Billions of dollars have been provided to multilateral mechanisms to procure and distribute vaccines. And yet, he said, the fact remains that only 0.3% of all vaccines have gone to low income countries.
Bozkir said from the health worker in an LDC, to a teacher in a refugee camp, to the elderly in care facilities across our countries, “we must all be covered. The most vulnerable groups – people on the move, in conflict zones, and those already marginalised – must be prioritised.”
He said Bangladesh has promoted solidarity throughout the Covid-19 response, engaging actively in multilateral initiatives and helping its neighbors as well.
“With disruptions to commercial supply, it is clearly important that Bangladesh be included in the multilateral vaccine response. We are not safe until we are all safe,” he said.
Bozkir said Bangladesh has demonstrated pride in its achievements and is a model for other countries seeking to move up the value chain, while continuing to invest in people. “I am looking forward to your much anticipated graduation, with appropriate safeguards to reflect the vulnerabilities of Covid- recovery and climate change.”
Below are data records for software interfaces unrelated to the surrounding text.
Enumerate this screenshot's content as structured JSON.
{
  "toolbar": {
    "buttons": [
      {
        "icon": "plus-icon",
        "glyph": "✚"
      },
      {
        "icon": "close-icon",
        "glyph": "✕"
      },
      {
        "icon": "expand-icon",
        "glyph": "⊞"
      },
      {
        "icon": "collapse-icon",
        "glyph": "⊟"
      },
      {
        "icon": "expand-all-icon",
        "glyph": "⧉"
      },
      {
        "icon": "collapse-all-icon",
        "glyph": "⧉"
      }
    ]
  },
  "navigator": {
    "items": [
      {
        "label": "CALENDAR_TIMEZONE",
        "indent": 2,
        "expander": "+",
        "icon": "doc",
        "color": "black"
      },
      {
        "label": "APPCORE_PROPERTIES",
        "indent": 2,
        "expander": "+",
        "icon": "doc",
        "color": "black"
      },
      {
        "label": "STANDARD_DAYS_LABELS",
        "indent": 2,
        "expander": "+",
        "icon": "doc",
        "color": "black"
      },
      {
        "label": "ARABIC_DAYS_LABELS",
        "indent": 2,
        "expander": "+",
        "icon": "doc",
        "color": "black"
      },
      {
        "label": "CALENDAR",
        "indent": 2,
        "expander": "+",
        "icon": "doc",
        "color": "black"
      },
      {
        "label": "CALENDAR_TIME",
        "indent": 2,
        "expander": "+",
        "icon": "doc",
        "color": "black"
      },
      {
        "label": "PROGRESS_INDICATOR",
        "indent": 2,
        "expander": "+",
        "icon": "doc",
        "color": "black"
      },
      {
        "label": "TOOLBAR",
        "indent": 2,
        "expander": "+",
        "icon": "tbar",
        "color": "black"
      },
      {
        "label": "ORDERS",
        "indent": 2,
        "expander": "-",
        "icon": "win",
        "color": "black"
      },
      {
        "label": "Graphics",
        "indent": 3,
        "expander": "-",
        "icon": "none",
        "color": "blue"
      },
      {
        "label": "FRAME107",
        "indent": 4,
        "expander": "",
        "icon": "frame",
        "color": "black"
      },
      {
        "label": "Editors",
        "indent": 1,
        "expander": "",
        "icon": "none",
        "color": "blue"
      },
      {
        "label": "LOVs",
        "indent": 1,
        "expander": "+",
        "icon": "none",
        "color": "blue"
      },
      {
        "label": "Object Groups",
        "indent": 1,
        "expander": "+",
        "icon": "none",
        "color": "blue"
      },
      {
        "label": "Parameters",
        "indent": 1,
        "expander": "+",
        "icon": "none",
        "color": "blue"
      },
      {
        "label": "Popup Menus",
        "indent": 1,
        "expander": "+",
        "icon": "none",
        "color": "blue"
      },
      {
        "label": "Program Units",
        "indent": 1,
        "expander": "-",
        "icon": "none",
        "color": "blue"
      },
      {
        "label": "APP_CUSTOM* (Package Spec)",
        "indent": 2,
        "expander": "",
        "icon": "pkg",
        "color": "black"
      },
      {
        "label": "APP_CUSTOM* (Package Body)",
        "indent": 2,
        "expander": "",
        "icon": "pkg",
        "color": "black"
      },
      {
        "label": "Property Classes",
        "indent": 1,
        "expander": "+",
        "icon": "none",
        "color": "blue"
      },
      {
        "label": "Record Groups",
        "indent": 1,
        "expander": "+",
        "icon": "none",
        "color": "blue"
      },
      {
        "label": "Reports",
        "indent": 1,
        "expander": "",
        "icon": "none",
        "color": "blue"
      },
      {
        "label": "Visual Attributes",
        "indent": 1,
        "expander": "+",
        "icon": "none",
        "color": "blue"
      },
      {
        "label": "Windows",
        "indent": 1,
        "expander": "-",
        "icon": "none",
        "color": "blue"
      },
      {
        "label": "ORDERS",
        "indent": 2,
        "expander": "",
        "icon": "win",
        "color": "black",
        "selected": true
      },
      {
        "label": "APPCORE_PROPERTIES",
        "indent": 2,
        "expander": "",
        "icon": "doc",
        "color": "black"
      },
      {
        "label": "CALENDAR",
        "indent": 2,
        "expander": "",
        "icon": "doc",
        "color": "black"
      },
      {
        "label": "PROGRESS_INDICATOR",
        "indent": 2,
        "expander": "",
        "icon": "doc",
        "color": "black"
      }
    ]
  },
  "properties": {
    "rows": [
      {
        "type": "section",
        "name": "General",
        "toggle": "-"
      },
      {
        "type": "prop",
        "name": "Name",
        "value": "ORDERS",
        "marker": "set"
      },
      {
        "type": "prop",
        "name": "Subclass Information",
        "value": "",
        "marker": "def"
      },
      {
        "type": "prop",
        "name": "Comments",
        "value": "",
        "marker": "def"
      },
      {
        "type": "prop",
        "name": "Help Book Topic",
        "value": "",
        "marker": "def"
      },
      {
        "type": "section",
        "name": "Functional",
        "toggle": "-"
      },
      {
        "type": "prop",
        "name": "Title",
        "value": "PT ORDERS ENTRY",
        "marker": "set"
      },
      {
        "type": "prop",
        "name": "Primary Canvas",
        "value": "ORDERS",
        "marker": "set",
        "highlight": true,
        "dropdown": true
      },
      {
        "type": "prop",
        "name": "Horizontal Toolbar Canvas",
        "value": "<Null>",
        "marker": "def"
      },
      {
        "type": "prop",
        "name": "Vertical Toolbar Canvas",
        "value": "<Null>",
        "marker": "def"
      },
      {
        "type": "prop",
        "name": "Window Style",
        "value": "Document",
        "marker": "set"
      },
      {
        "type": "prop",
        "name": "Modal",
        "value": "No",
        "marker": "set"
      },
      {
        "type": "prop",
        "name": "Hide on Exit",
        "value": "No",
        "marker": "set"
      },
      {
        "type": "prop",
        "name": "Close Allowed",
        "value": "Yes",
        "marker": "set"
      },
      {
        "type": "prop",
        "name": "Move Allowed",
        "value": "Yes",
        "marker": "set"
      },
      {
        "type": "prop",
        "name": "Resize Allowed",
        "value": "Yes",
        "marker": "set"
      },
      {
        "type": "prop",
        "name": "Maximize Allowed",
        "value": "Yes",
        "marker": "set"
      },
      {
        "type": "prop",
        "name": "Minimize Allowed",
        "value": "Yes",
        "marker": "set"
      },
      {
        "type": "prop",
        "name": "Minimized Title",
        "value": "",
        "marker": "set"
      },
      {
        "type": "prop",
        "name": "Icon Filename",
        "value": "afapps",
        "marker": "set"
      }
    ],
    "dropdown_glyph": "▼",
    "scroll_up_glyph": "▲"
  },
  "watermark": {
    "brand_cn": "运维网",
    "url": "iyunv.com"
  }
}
On peace and security in the United Nations, Bozkir said Bangladesh is also a leader as the number one contributor of police and troops to UN peacekeeping missions.
Of the 175,000 personnel deployed to 54 peacekeeping missions across five continents since 1988, currently 6,608 Bangladeshis are serving in nine missions around the world, including, Central African Republic, Mali, Democratic Republic of the Congo, Lebanon, Yemen, and South Sudan.
“These brave men and women leave their families behind in order to protect communities in need. I pay particular tributes today to those peacekeepers who paid the ultimate sacrifice while serving under the blue flag of the United Nations,” Bozkir said.
He said peacekeeping remains one of the most innovative responses provided by multilateralism to the maintenance of international peace and security. “Under the primary purview of the Security Council, peacekeeping also has an important track in the General Assembly.”
He commended the engagement of Bangladesh in the General Assembly, where it has advocated for the importance of increased participation of women in the field of peace and security, including in senior positions, for smooth transition from peacekeeping to peacebuilding and to sustaining peace.
“You were an early advocate and supporter of the Women, Peace and Security Agenda and you walk the talk,” Bozkir said.
He said in September this year, he will convene a High-level Forum on Culture of Peace, as requested by the membership.
He hoped it will address the rise of hate speech and discrimination, which has increased significantly during this pandemic, as well as reinforce what they know, which is that gender equality and women’s empowerment are fundamental to building and sustaining peaceful societies.
“I look forward to Bangladesh’s participation in this event, and I trust that as foreign service officers you will work to promote the spirit of a culture of peace – there is no more noble goal than the pursuit of diplomacy for peace,” Bozkir said.
He said this is clear in Bangladesh’s mission-driven approach to service, particularly at the United Nations in New York, where Ambassador Rabab Fatima, is an active and highly respected Ambassador.
“Those of you who have worked with Ambassador Fatima know that she brings a dynamism and unique insight to all of her endeavours. When Madame Ambassador speaks, all in the room pay attention,” Bozkir said.
He said, “As we contend with a multitude of challenges, including the parallel threats of Covid-19, climate change, and conflict around the world, I trust that you will take a leaf out of her book and pursue an energetic, entrepreneurial style of diplomacy for peace.”
In conclusion, he said, the dictum of Bangladesh’s foreign policy is friendship to all, malice to none.
“At a time of great contestability and geostrategic rivalry, this positive and independent outlook should serve you well; you should cherish it, and use it to forge a peaceful and prosperous path for your country, region and the world,” he said.